So, what does FTA want from expansion?
FTA is fully engaged as a key stakeholder in the development of the expansion plan at Heathrow. We recently submitted a formal response to the Government consultation on Heathrow expansion.

The key points are:

  • FTA supports the construction of a third runway at Heathrow, in preference to Gatwick, as this delivers greater economic benefits to the UK and is the key logistics hub for the whole country
  • FTA is keen to support Heathrow as it develop its application for permission to expand. This should include excellent surface access for freight operators
  • Air quality limits for Heathrow should be aligned with London road emissions standards (ULEZ)
  • Early morning arrivals into an expanded Heathrow should be maintained as far as possible due to the economic benefits of these flights. FTA presents clear evidence based on our new economic research on this issue

Following the General Election there will be a Parliamentary vote on the Heathrow proposal and FTA will be fully engaged with MPs.
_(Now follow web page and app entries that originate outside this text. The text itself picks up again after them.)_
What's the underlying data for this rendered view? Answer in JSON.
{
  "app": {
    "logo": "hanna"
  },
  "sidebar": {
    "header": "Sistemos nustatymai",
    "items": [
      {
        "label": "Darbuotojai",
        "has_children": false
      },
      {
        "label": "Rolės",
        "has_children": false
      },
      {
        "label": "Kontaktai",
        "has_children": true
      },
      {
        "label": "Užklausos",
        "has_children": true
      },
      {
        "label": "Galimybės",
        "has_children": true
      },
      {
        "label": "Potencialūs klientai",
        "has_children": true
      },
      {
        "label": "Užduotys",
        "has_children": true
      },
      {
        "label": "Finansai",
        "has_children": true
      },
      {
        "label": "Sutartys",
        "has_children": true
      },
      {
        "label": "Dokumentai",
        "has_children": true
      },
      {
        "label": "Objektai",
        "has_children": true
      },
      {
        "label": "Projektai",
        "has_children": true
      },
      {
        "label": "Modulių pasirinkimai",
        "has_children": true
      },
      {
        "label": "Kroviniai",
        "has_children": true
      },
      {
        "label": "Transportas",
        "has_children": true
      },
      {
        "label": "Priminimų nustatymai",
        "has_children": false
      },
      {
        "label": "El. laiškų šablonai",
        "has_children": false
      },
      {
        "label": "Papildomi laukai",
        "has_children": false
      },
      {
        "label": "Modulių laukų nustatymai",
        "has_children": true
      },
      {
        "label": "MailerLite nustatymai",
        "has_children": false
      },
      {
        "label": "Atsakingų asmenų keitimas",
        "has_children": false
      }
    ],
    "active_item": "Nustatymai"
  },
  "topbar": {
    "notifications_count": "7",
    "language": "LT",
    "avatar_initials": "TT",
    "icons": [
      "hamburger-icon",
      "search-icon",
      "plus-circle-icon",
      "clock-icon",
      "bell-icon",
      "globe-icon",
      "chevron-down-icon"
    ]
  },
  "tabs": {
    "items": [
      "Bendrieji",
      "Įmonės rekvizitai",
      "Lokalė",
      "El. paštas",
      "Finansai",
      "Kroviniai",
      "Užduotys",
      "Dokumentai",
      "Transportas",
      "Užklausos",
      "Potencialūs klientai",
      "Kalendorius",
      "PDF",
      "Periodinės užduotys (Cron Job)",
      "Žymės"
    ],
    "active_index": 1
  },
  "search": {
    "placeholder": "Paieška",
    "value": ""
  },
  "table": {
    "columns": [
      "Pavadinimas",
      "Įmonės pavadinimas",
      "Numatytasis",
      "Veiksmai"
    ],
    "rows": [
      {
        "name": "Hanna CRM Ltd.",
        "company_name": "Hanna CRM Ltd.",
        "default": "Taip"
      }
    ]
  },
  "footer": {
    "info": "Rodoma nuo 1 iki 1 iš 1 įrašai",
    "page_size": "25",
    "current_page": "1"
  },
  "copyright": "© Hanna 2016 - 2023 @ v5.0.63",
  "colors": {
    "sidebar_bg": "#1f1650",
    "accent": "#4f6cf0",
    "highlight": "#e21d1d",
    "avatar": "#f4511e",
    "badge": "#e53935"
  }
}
Alex Veitch is the FTA’s Head of Global Policy. The Freight Transport Association (FTA) is one of Britain’s largest trade associations, and uniquely provides a voice for the entirety of the UK’s logistics sector. Its role, on behalf of over 16,000 members, is to enhance the safety, efficiency and sustainability of freight movement across the supply chain, regardless of transport mode. FTA members consign over 90 per cent of the freight moved by rail and over 70 per cent of sea and air freight. In addition, they operate over 200,000 goods vehicles – over half the UK fleet – and some 700,000 liveried vans.
http://www.fta.co.uk/policy_and_compliance/air/air_freight.html